PROVIDED DATA START
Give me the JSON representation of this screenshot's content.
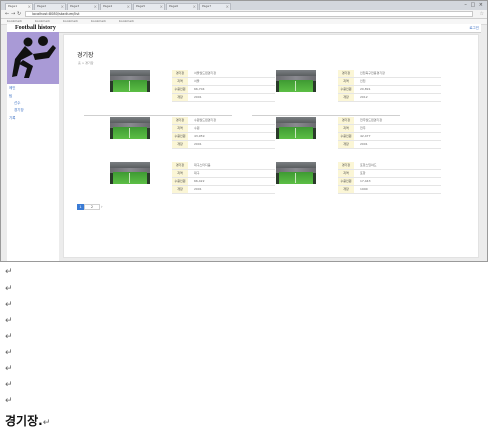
{
  "browser": {
    "tabs": [
      "Page1",
      "Page2",
      "Page3",
      "Page4",
      "Page5",
      "Page6",
      "Page7"
    ],
    "window_buttons": "– □ ×",
    "url": "localhost:8080/stadium/list",
    "bookmarks": [
      "bookmark",
      "bookmark",
      "bookmark",
      "bookmark",
      "bookmark"
    ]
  },
  "site": {
    "brand": "Football history",
    "header_link": "로그인"
  },
  "sidebar": {
    "items": [
      "메인",
      "팀",
      "선수",
      "경기장",
      "기록"
    ]
  },
  "main": {
    "title": "경기장",
    "subtitle": "홈 > 경기장"
  },
  "stadiums": [
    {
      "rows": [
        {
          "label": "경기장",
          "value": "서울월드컵경기장"
        },
        {
          "label": "지역",
          "value": "서울"
        },
        {
          "label": "수용인원",
          "value": "66,704"
        },
        {
          "label": "개장",
          "value": "2001"
        }
      ]
    },
    {
      "rows": [
        {
          "label": "경기장",
          "value": "인천축구전용경기장"
        },
        {
          "label": "지역",
          "value": "인천"
        },
        {
          "label": "수용인원",
          "value": "20,891"
        },
        {
          "label": "개장",
          "value": "2012"
        }
      ]
    },
    {
      "rows": [
        {
          "label": "경기장",
          "value": "수원월드컵경기장"
        },
        {
          "label": "지역",
          "value": "수원"
        },
        {
          "label": "수용인원",
          "value": "43,959"
        },
        {
          "label": "개장",
          "value": "2001"
        }
      ]
    },
    {
      "rows": [
        {
          "label": "경기장",
          "value": "전주월드컵경기장"
        },
        {
          "label": "지역",
          "value": "전주"
        },
        {
          "label": "수용인원",
          "value": "42,477"
        },
        {
          "label": "개장",
          "value": "2001"
        }
      ]
    },
    {
      "rows": [
        {
          "label": "경기장",
          "value": "대구스타디움"
        },
        {
          "label": "지역",
          "value": "대구"
        },
        {
          "label": "수용인원",
          "value": "66,422"
        },
        {
          "label": "개장",
          "value": "2001"
        }
      ]
    },
    {
      "rows": [
        {
          "label": "경기장",
          "value": "포항스틸야드"
        },
        {
          "label": "지역",
          "value": "포항"
        },
        {
          "label": "수용인원",
          "value": "17,443"
        },
        {
          "label": "개장",
          "value": "1990"
        }
      ]
    }
  ],
  "pagination": {
    "current": "1",
    "next": "2",
    "arrow": "›"
  },
  "document": {
    "paragraph_mark": "↵",
    "caption": "경기장."
  }
}
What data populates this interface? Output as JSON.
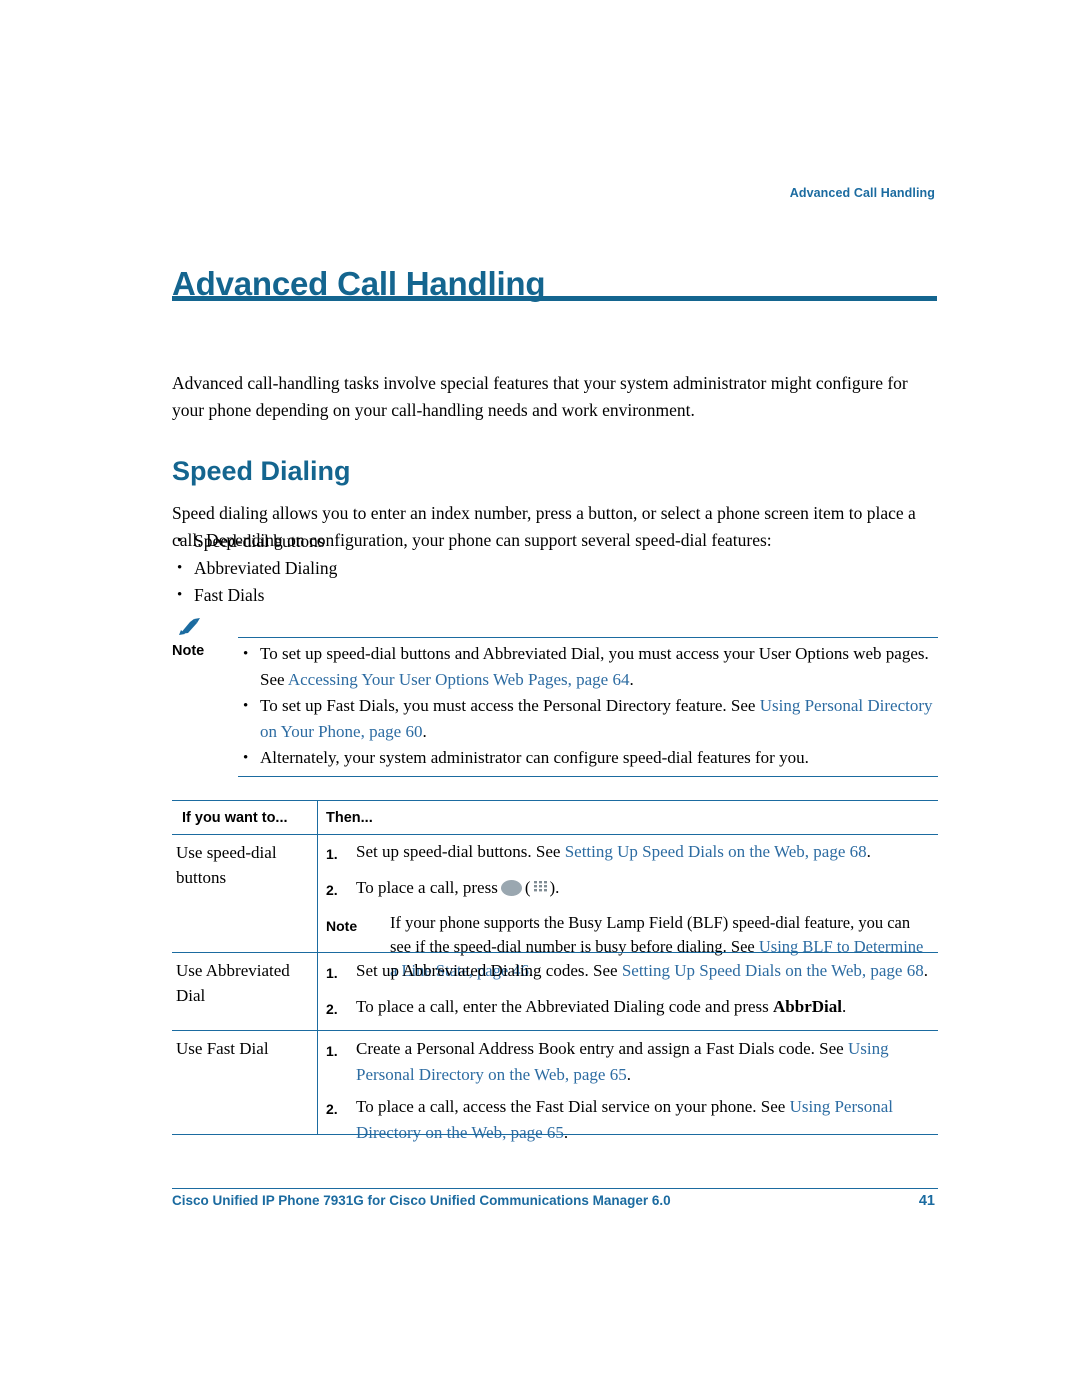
{
  "running_head": "Advanced Call Handling",
  "chapter_title": "Advanced Call Handling",
  "intro": "Advanced call-handling tasks involve special features that your system administrator might configure for your phone depending on your call-handling needs and work environment.",
  "section": {
    "heading": "Speed Dialing",
    "body": "Speed dialing allows you to enter an index number, press a button, or select a phone screen item to place a call. Depending on configuration, your phone can support several speed-dial features:",
    "bullets": [
      "Speed-dial buttons",
      "Abbreviated Dialing",
      "Fast Dials"
    ]
  },
  "note": {
    "label": "Note",
    "bullets": [
      {
        "pre": "To set up speed-dial buttons and Abbreviated Dial, you must access your User Options web pages. See ",
        "link": "Accessing Your User Options Web Pages, page 64",
        "post": "."
      },
      {
        "pre": "To set up Fast Dials, you must access the Personal Directory feature. See ",
        "link": "Using Personal Directory on Your Phone, page 60",
        "post": "."
      },
      {
        "pre": "Alternately, your system administrator can configure speed-dial features for you.",
        "link": "",
        "post": ""
      }
    ]
  },
  "table": {
    "headers": [
      "If you want to...",
      "Then..."
    ],
    "rows": [
      {
        "label": "Use speed-dial buttons",
        "steps": [
          {
            "num": "1.",
            "pre": "Set up speed-dial buttons. See ",
            "link": "Setting Up Speed Dials on the Web, page 68",
            "post": "."
          },
          {
            "num": "2.",
            "pre": "To place a call, press",
            "link": "",
            "post": ").",
            "icons": [
              "line-button-icon",
              "keypad-icon"
            ]
          }
        ],
        "inner_note": {
          "label": "Note",
          "pre": "If your phone supports the Busy Lamp Field (BLF) speed-dial feature, you can see if the speed-dial number is busy before dialing. See ",
          "link": "Using BLF to Determine a Line State, page 46",
          "post": "."
        }
      },
      {
        "label": "Use Abbreviated Dial",
        "steps": [
          {
            "num": "1.",
            "pre": "Set up Abbreviated Dialing codes. See ",
            "link": "Setting Up Speed Dials on the Web, page 68",
            "post": "."
          },
          {
            "num": "2.",
            "pre": "To place a call, enter the Abbreviated Dialing code and press ",
            "bold": "AbbrDial",
            "link": "",
            "post": "."
          }
        ]
      },
      {
        "label": "Use Fast Dial",
        "steps": [
          {
            "num": "1.",
            "pre": "Create a Personal Address Book entry and assign a Fast Dials code. See ",
            "link": "Using Personal Directory on the Web, page 65",
            "post": "."
          },
          {
            "num": "2.",
            "pre": "To place a call, access the Fast Dial service on your phone. See ",
            "link": "Using Personal Directory on the Web, page 65",
            "post": "."
          }
        ]
      }
    ]
  },
  "footer": {
    "text": "Cisco Unified IP Phone 7931G for Cisco Unified Communications Manager 6.0",
    "page": "41"
  }
}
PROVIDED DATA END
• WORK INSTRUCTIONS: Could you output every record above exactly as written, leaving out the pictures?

• TASK ANSWER:
Give me the JSON representation of this screenshot's content.
{
  "browser": {
    "tabs": [
      "Page1",
      "Page2",
      "Page3",
      "Page4",
      "Page5",
      "Page6",
      "Page7"
    ],
    "window_buttons": "– □ ×",
    "url": "localhost:8080/stadium/list",
    "bookmarks": [
      "bookmark",
      "bookmark",
      "bookmark",
      "bookmark",
      "bookmark"
    ]
  },
  "site": {
    "brand": "Football history",
    "header_link": "로그인"
  },
  "sidebar": {
    "items": [
      "메인",
      "팀",
      "선수",
      "경기장",
      "기록"
    ]
  },
  "main": {
    "title": "경기장",
    "subtitle": "홈 > 경기장"
  },
  "stadiums": [
    {
      "rows": [
        {
          "label": "경기장",
          "value": "서울월드컵경기장"
        },
        {
          "label": "지역",
          "value": "서울"
        },
        {
          "label": "수용인원",
          "value": "66,704"
        },
        {
          "label": "개장",
          "value": "2001"
        }
      ]
    },
    {
      "rows": [
        {
          "label": "경기장",
          "value": "인천축구전용경기장"
        },
        {
          "label": "지역",
          "value": "인천"
        },
        {
          "label": "수용인원",
          "value": "20,891"
        },
        {
          "label": "개장",
          "value": "2012"
        }
      ]
    },
    {
      "rows": [
        {
          "label": "경기장",
          "value": "수원월드컵경기장"
        },
        {
          "label": "지역",
          "value": "수원"
        },
        {
          "label": "수용인원",
          "value": "43,959"
        },
        {
          "label": "개장",
          "value": "2001"
        }
      ]
    },
    {
      "rows": [
        {
          "label": "경기장",
          "value": "전주월드컵경기장"
        },
        {
          "label": "지역",
          "value": "전주"
        },
        {
          "label": "수용인원",
          "value": "42,477"
        },
        {
          "label": "개장",
          "value": "2001"
        }
      ]
    },
    {
      "rows": [
        {
          "label": "경기장",
          "value": "대구스타디움"
        },
        {
          "label": "지역",
          "value": "대구"
        },
        {
          "label": "수용인원",
          "value": "66,422"
        },
        {
          "label": "개장",
          "value": "2001"
        }
      ]
    },
    {
      "rows": [
        {
          "label": "경기장",
          "value": "포항스틸야드"
        },
        {
          "label": "지역",
          "value": "포항"
        },
        {
          "label": "수용인원",
          "value": "17,443"
        },
        {
          "label": "개장",
          "value": "1990"
        }
      ]
    }
  ],
  "pagination": {
    "current": "1",
    "next": "2",
    "arrow": "›"
  },
  "document": {
    "paragraph_mark": "↵",
    "caption": "경기장."
  }
}
What data populates this interface? Output as JSON.
{
  "running_head": "Advanced Call Handling",
  "chapter_title": "Advanced Call Handling",
  "intro": "Advanced call-handling tasks involve special features that your system administrator might configure for your phone depending on your call-handling needs and work environment.",
  "section": {
    "heading": "Speed Dialing",
    "body": "Speed dialing allows you to enter an index number, press a button, or select a phone screen item to place a call. Depending on configuration, your phone can support several speed-dial features:",
    "bullets": [
      "Speed-dial buttons",
      "Abbreviated Dialing",
      "Fast Dials"
    ]
  },
  "note": {
    "label": "Note",
    "bullets": [
      {
        "pre": "To set up speed-dial buttons and Abbreviated Dial, you must access your User Options web pages. See ",
        "link": "Accessing Your User Options Web Pages, page 64",
        "post": "."
      },
      {
        "pre": "To set up Fast Dials, you must access the Personal Directory feature. See ",
        "link": "Using Personal Directory on Your Phone, page 60",
        "post": "."
      },
      {
        "pre": "Alternately, your system administrator can configure speed-dial features for you.",
        "link": "",
        "post": ""
      }
    ]
  },
  "table": {
    "headers": [
      "If you want to...",
      "Then..."
    ],
    "rows": [
      {
        "label": "Use speed-dial buttons",
        "steps": [
          {
            "num": "1.",
            "pre": "Set up speed-dial buttons. See ",
            "link": "Setting Up Speed Dials on the Web, page 68",
            "post": "."
          },
          {
            "num": "2.",
            "pre": "To place a call, press",
            "link": "",
            "post": ").",
            "icons": [
              "line-button-icon",
              "keypad-icon"
            ]
          }
        ],
        "inner_note": {
          "label": "Note",
          "pre": "If your phone supports the Busy Lamp Field (BLF) speed-dial feature, you can see if the speed-dial number is busy before dialing. See ",
          "link": "Using BLF to Determine a Line State, page 46",
          "post": "."
        }
      },
      {
        "label": "Use Abbreviated Dial",
        "steps": [
          {
            "num": "1.",
            "pre": "Set up Abbreviated Dialing codes. See ",
            "link": "Setting Up Speed Dials on the Web, page 68",
            "post": "."
          },
          {
            "num": "2.",
            "pre": "To place a call, enter the Abbreviated Dialing code and press ",
            "bold": "AbbrDial",
            "link": "",
            "post": "."
          }
        ]
      },
      {
        "label": "Use Fast Dial",
        "steps": [
          {
            "num": "1.",
            "pre": "Create a Personal Address Book entry and assign a Fast Dials code. See ",
            "link": "Using Personal Directory on the Web, page 65",
            "post": "."
          },
          {
            "num": "2.",
            "pre": "To place a call, access the Fast Dial service on your phone. See ",
            "link": "Using Personal Directory on the Web, page 65",
            "post": "."
          }
        ]
      }
    ]
  },
  "footer": {
    "text": "Cisco Unified IP Phone 7931G for Cisco Unified Communications Manager 6.0",
    "page": "41"
  }
}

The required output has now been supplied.